(Dataset rows for apps and sites)

= = = = = = =

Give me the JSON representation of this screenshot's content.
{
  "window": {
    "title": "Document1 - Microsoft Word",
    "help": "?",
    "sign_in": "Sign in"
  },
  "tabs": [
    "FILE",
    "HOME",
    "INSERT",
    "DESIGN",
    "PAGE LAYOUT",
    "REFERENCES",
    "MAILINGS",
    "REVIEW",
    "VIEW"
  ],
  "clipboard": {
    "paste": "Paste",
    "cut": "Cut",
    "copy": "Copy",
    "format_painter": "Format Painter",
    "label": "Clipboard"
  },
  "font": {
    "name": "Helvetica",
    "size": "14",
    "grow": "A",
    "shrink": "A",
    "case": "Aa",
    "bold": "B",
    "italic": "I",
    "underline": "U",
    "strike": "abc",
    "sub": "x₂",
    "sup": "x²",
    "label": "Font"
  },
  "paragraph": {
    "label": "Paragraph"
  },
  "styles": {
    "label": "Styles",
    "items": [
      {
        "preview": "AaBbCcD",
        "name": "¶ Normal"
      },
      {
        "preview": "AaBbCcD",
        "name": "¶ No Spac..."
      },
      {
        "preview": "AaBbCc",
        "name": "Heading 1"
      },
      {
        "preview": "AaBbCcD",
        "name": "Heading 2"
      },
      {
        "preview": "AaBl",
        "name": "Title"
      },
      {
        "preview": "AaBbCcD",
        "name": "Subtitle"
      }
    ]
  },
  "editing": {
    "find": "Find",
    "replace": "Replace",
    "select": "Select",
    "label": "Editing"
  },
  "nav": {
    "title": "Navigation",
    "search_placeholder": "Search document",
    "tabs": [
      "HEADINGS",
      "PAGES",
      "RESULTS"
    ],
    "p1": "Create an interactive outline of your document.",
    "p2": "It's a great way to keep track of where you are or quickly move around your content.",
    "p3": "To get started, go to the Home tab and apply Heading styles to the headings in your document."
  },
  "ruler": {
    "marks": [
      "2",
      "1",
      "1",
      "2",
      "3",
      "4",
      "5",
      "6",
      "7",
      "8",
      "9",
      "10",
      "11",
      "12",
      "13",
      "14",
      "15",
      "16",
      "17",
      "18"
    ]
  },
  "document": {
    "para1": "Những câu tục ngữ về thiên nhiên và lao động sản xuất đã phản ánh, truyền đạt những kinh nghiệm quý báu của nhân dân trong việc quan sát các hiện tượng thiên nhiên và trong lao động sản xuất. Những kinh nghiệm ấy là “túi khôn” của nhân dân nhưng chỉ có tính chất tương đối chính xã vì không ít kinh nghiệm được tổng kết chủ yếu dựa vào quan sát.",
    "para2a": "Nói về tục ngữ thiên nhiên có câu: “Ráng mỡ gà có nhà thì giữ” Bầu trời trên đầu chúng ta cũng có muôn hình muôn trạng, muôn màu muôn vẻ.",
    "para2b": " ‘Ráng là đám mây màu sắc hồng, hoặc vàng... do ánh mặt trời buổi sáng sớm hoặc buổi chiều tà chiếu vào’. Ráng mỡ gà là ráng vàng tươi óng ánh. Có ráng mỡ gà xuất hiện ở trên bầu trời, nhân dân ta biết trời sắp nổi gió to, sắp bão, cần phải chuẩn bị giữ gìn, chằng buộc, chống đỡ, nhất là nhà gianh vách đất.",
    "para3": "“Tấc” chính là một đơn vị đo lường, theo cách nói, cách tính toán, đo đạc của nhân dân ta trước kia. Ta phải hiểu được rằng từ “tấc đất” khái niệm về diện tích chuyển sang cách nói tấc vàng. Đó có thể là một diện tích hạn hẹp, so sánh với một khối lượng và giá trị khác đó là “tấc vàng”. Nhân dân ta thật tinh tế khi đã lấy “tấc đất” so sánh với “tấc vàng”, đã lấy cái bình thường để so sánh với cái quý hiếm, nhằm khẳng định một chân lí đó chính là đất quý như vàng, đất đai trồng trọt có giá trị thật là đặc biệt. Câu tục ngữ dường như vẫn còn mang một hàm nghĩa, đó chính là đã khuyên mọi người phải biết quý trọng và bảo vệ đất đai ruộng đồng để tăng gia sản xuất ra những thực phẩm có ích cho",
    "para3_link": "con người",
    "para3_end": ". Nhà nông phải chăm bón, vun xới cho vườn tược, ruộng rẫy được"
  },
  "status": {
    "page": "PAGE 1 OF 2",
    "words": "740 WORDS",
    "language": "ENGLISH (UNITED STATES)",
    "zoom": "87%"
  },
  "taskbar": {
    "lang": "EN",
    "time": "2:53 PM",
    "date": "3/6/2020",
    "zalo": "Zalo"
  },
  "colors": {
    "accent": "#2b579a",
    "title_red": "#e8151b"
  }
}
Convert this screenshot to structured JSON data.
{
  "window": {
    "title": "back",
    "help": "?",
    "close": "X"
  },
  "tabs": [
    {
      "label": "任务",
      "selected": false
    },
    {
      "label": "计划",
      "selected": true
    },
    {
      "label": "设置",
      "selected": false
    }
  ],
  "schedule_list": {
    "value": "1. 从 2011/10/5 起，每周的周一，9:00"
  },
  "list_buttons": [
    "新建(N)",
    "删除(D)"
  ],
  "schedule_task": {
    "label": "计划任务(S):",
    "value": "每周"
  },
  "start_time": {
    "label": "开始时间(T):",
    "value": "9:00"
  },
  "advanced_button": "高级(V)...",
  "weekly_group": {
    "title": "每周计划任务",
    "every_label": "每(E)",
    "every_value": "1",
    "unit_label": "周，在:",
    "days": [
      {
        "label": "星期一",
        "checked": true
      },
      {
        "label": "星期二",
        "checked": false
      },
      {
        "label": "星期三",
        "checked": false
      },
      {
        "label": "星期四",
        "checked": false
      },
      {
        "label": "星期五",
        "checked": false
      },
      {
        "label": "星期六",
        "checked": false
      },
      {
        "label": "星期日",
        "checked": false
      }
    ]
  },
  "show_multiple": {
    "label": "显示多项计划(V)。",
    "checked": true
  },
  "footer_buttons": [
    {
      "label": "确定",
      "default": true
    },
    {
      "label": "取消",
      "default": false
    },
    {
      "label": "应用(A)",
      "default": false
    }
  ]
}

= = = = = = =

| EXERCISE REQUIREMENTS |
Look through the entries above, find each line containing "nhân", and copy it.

| RESPONSE AREA |
    "para1": "Những câu tục ngữ về thiên nhiên và lao động sản xuất đã phản ánh, truyền đạt những kinh nghiệm quý báu của nhân dân trong việc quan sát các hiện tượng thiên nhiên và trong lao động sản xuất. Những kinh nghiệm ấy là “túi khôn” của nhân dân nhưng chỉ có tính chất tương đối chính xã vì không ít kinh nghiệm được tổng kết chủ yếu dựa vào quan sát.",
    "para2b": " ‘Ráng là đám mây màu sắc hồng, hoặc vàng... do ánh mặt trời buổi sáng sớm hoặc buổi chiều tà chiếu vào’. Ráng mỡ gà là ráng vàng tươi óng ánh. Có ráng mỡ gà xuất hiện ở trên bầu trời, nhân dân ta biết trời sắp nổi gió to, sắp bão, cần phải chuẩn bị giữ gìn, chằng buộc, chống đỡ, nhất là nhà gianh vách đất.",
    "para3": "“Tấc” chính là một đơn vị đo lường, theo cách nói, cách tính toán, đo đạc của nhân dân ta trước kia. Ta phải hiểu được rằng từ “tấc đất” khái niệm về diện tích chuyển sang cách nói tấc vàng. Đó có thể là một diện tích hạn hẹp, so sánh với một khối lượng và giá trị khác đó là “tấc vàng”. Nhân dân ta thật tinh tế khi đã lấy “tấc đất” so sánh với “tấc vàng”, đã lấy cái bình thường để so sánh với cái quý hiếm, nhằm khẳng định một chân lí đó chính là đất quý như vàng, đất đai trồng trọt có giá trị thật là đặc biệt. Câu tục ngữ dường như vẫn còn mang một hàm nghĩa, đó chính là đã khuyên mọi người phải biết quý trọng và bảo vệ đất đai ruộng đồng để tăng gia sản xuất ra những thực phẩm có ích cho",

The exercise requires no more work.